Moving with a Baby Tips & Challenges

Hi hi hi. It’s been so long. The thing is life got pretty wild. And to top it off, Memphis is a full-on Taby. He’s not a baby anymore and is very mobile. But he’s not quite a toddler yet and can’t communicate his needs. Which means he’s a Taby and requires 100 percent of my attention. My multi-tasking days are gone for now.


We moved.

We moved from Kansas City to Memphis. Well, from KC suburb to Memphis suburb. Relocating can be challenging but relocating with a baby/toddler/taby makes it even more challenging. I’ll share why we made the switch and some tips that helped us get here without completely losing it.

I wish I would have thought to take a photo of the whole fam at our old house before Kris left

I wish I would have thought to take a photo of the whole fam at our old house before Kris left

Why We Moved

Kris (my husband) had a job opportunity here. We’ve always talked about living somewhere else. I’ve never lived outside of Kansas and we both wanted to experience something different. Moving an older child obviously isn’t impossible but switching schools can be stressful for them and we realized that now would be a great time to make a change before Memphis (our baby, not the city) has established friends/school/etc.

It’s incredibly ironic that we decided to move Memphis (our son) to Memphis (the city). That was never the plan, it just fell into place that day. Perhaps we wrote our own destiny when we chose his name.

So we’re here, living in Olive Branch, MS. The weather is warmer, the bugs are bigger, the accents are thicker and culturally it’s all different. I think that’s all good for us. We’re still very new here and discovering things to do beyond visit the Target down the street. But so far, so good.

Tips on Moving With a Baby/Toddler/Taby

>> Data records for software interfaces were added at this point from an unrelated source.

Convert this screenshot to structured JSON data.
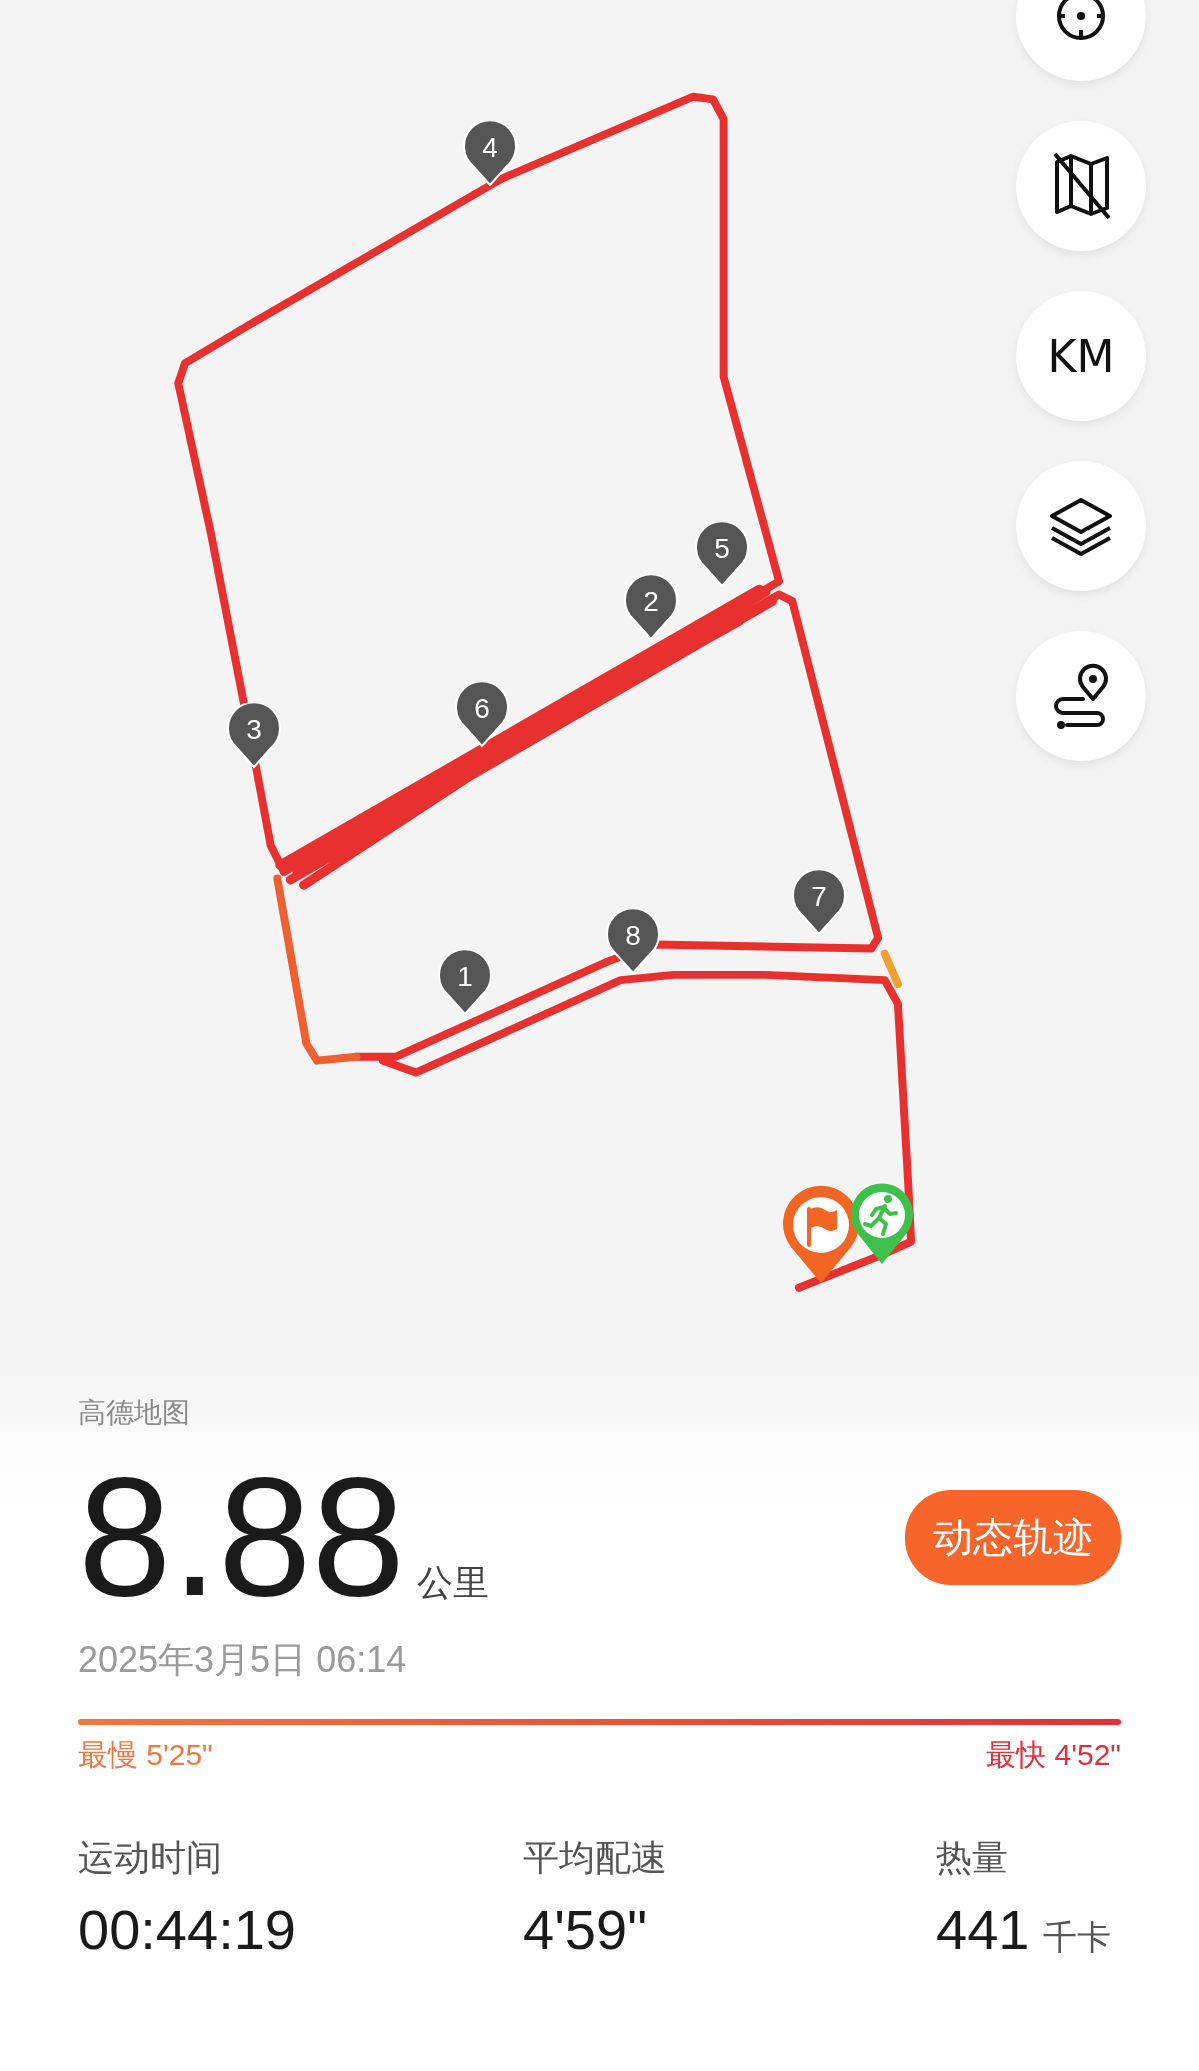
{
  "map": {
    "controls": [
      {
        "kind": "locate"
      },
      {
        "kind": "map-off"
      },
      {
        "kind": "units",
        "label": "KM"
      },
      {
        "kind": "layers"
      },
      {
        "kind": "route"
      }
    ],
    "km_markers": [
      "1",
      "2",
      "3",
      "4",
      "5",
      "6",
      "7",
      "8"
    ],
    "attribution": "高德地图"
  },
  "summary": {
    "distance": "8.88",
    "unit": "公里",
    "replay_button": "动态轨迹",
    "date": "2025年3月5日 06:14",
    "slowest": "最慢 5'25\"",
    "fastest": "最快 4'52\""
  },
  "stats": [
    {
      "label": "运动时间",
      "value": "00:44:19"
    },
    {
      "label": "平均配速",
      "value": "4'59\""
    },
    {
      "label": "热量",
      "value": "441",
      "unit": "千卡"
    }
  ]
}
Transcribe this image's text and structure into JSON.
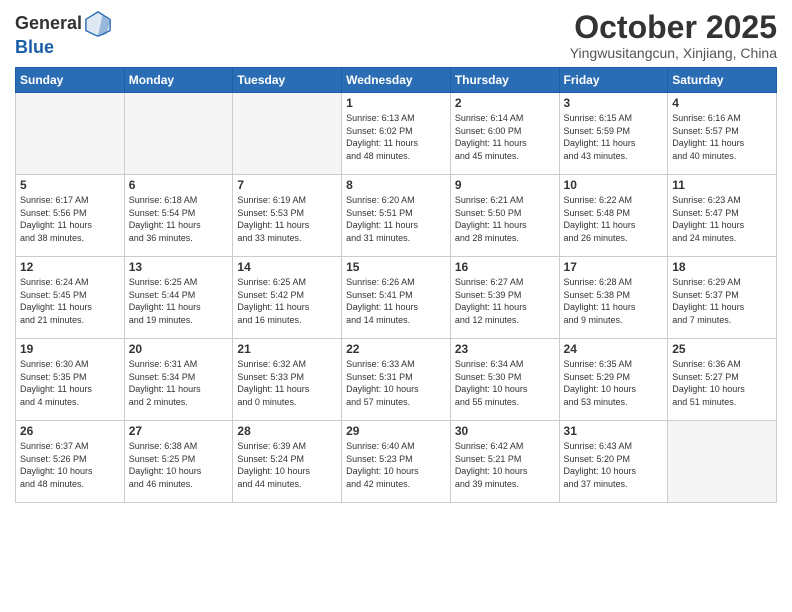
{
  "header": {
    "logo_line1": "General",
    "logo_line2": "Blue",
    "month_title": "October 2025",
    "location": "Yingwusitangcun, Xinjiang, China"
  },
  "weekdays": [
    "Sunday",
    "Monday",
    "Tuesday",
    "Wednesday",
    "Thursday",
    "Friday",
    "Saturday"
  ],
  "weeks": [
    [
      {
        "day": "",
        "info": ""
      },
      {
        "day": "",
        "info": ""
      },
      {
        "day": "",
        "info": ""
      },
      {
        "day": "1",
        "info": "Sunrise: 6:13 AM\nSunset: 6:02 PM\nDaylight: 11 hours\nand 48 minutes."
      },
      {
        "day": "2",
        "info": "Sunrise: 6:14 AM\nSunset: 6:00 PM\nDaylight: 11 hours\nand 45 minutes."
      },
      {
        "day": "3",
        "info": "Sunrise: 6:15 AM\nSunset: 5:59 PM\nDaylight: 11 hours\nand 43 minutes."
      },
      {
        "day": "4",
        "info": "Sunrise: 6:16 AM\nSunset: 5:57 PM\nDaylight: 11 hours\nand 40 minutes."
      }
    ],
    [
      {
        "day": "5",
        "info": "Sunrise: 6:17 AM\nSunset: 5:56 PM\nDaylight: 11 hours\nand 38 minutes."
      },
      {
        "day": "6",
        "info": "Sunrise: 6:18 AM\nSunset: 5:54 PM\nDaylight: 11 hours\nand 36 minutes."
      },
      {
        "day": "7",
        "info": "Sunrise: 6:19 AM\nSunset: 5:53 PM\nDaylight: 11 hours\nand 33 minutes."
      },
      {
        "day": "8",
        "info": "Sunrise: 6:20 AM\nSunset: 5:51 PM\nDaylight: 11 hours\nand 31 minutes."
      },
      {
        "day": "9",
        "info": "Sunrise: 6:21 AM\nSunset: 5:50 PM\nDaylight: 11 hours\nand 28 minutes."
      },
      {
        "day": "10",
        "info": "Sunrise: 6:22 AM\nSunset: 5:48 PM\nDaylight: 11 hours\nand 26 minutes."
      },
      {
        "day": "11",
        "info": "Sunrise: 6:23 AM\nSunset: 5:47 PM\nDaylight: 11 hours\nand 24 minutes."
      }
    ],
    [
      {
        "day": "12",
        "info": "Sunrise: 6:24 AM\nSunset: 5:45 PM\nDaylight: 11 hours\nand 21 minutes."
      },
      {
        "day": "13",
        "info": "Sunrise: 6:25 AM\nSunset: 5:44 PM\nDaylight: 11 hours\nand 19 minutes."
      },
      {
        "day": "14",
        "info": "Sunrise: 6:25 AM\nSunset: 5:42 PM\nDaylight: 11 hours\nand 16 minutes."
      },
      {
        "day": "15",
        "info": "Sunrise: 6:26 AM\nSunset: 5:41 PM\nDaylight: 11 hours\nand 14 minutes."
      },
      {
        "day": "16",
        "info": "Sunrise: 6:27 AM\nSunset: 5:39 PM\nDaylight: 11 hours\nand 12 minutes."
      },
      {
        "day": "17",
        "info": "Sunrise: 6:28 AM\nSunset: 5:38 PM\nDaylight: 11 hours\nand 9 minutes."
      },
      {
        "day": "18",
        "info": "Sunrise: 6:29 AM\nSunset: 5:37 PM\nDaylight: 11 hours\nand 7 minutes."
      }
    ],
    [
      {
        "day": "19",
        "info": "Sunrise: 6:30 AM\nSunset: 5:35 PM\nDaylight: 11 hours\nand 4 minutes."
      },
      {
        "day": "20",
        "info": "Sunrise: 6:31 AM\nSunset: 5:34 PM\nDaylight: 11 hours\nand 2 minutes."
      },
      {
        "day": "21",
        "info": "Sunrise: 6:32 AM\nSunset: 5:33 PM\nDaylight: 11 hours\nand 0 minutes."
      },
      {
        "day": "22",
        "info": "Sunrise: 6:33 AM\nSunset: 5:31 PM\nDaylight: 10 hours\nand 57 minutes."
      },
      {
        "day": "23",
        "info": "Sunrise: 6:34 AM\nSunset: 5:30 PM\nDaylight: 10 hours\nand 55 minutes."
      },
      {
        "day": "24",
        "info": "Sunrise: 6:35 AM\nSunset: 5:29 PM\nDaylight: 10 hours\nand 53 minutes."
      },
      {
        "day": "25",
        "info": "Sunrise: 6:36 AM\nSunset: 5:27 PM\nDaylight: 10 hours\nand 51 minutes."
      }
    ],
    [
      {
        "day": "26",
        "info": "Sunrise: 6:37 AM\nSunset: 5:26 PM\nDaylight: 10 hours\nand 48 minutes."
      },
      {
        "day": "27",
        "info": "Sunrise: 6:38 AM\nSunset: 5:25 PM\nDaylight: 10 hours\nand 46 minutes."
      },
      {
        "day": "28",
        "info": "Sunrise: 6:39 AM\nSunset: 5:24 PM\nDaylight: 10 hours\nand 44 minutes."
      },
      {
        "day": "29",
        "info": "Sunrise: 6:40 AM\nSunset: 5:23 PM\nDaylight: 10 hours\nand 42 minutes."
      },
      {
        "day": "30",
        "info": "Sunrise: 6:42 AM\nSunset: 5:21 PM\nDaylight: 10 hours\nand 39 minutes."
      },
      {
        "day": "31",
        "info": "Sunrise: 6:43 AM\nSunset: 5:20 PM\nDaylight: 10 hours\nand 37 minutes."
      },
      {
        "day": "",
        "info": ""
      }
    ]
  ]
}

The original plan was for Kris to move before us, since he had to start working, and we’d join him when the house sold. Fortunately, the house sold within 24 hours (it was quite a day!), and we bought a house shortly after that on the second day of searching. Despite this, there was still four weeks between the day Kris started his new job and the day we closed on the new house. So Memphis and I finished packing and moved all our stuff into U-Haul boxes (they are U-Haul’s version of PODS) and then moved in with my parents for a few weeks.

This transition was the hardest on Memphis. He had left the only home he’s ever known and was missing his Daddy like crazy. Once he woke up in the night crying “Dada” over and over and it broke my heart. On the plus side, we got some quality time with my parents before we moved 8 hours away.

I’m going to break up these tips into two parts. Tips to help with the emotional transition and logistical tips to help with a long drive (or flight).

For the transition:

  • Routine. As much as possible, I tried to maintain Memphis’s normal routine. Nap time and bed time were the same. Dad is normally in charge of bedtime stories, so we FaceTimed him every night to read “Goodnight Moon”.

  • Cuddles. Memphis isn’t a big cuddler, but during this change he was very clingy and needed my cuddles constantly. I didn’t mind this part, and was happy to oblige.

  • Explain the Situation. A 17-month-old can’t understand what’s going on. But I tried to explain things to him as much as possible. “You’ll see Daddy again soon.” “We’re leaving this house but you have an awesome play room waiting for you in your new house.” I’m not sure how much these conversations helped but I think he takes in more than I realize.

Bedtime stories are part of our routine

Bedtime stories are part of our routine

For the journey:

  • New Toys. Having some new toys on hand can definitely help preoccupy a toddler for a longer stretch in the car. Speaking of cars, toy cars are Memphis’s current obsession. So I made sure he had several options for the long haul.

  • All the Snacks. Forget about the healthy diet on travel day. I let Memphis have as many snacks as he wants as long as it keeps him happy. If you’re all about all-natural, organic, fresh foods, consider forgoing it for the day. It will be OK.

  • Active Stops. We try to stop as little as possible, but when we do, we make sure Memphis gets out and has an opportunity to run around. Look for a fast food restaurant with a play area, or better yet, stop by a grocery store and let your kiddo run around the aisles to burn off some energy.

  • Screen Time. During this transition, Memphis got a lot of screen time. I hate that and I actually cut him off from all screens for a while because he was becoming too dependent on them. But when you’re in the car (or plane) for that long, rules kind of go out the window for me. The iPad keeps Memphis entertained for long stretches. We use Amazon Prime video to download episodes of shows. His favorite is “Bubble Guppies” and “Sesame Street”.


Now that we’re all here together as a family, Memphis is content. He was thrilled to see his Daddy, and gave his crib a big hug. Even babies know there’s no bed like your bed. The transition here has been fairly smooth — I think the hardest part was being away from Kris — and everything is right in Memphis’s world again.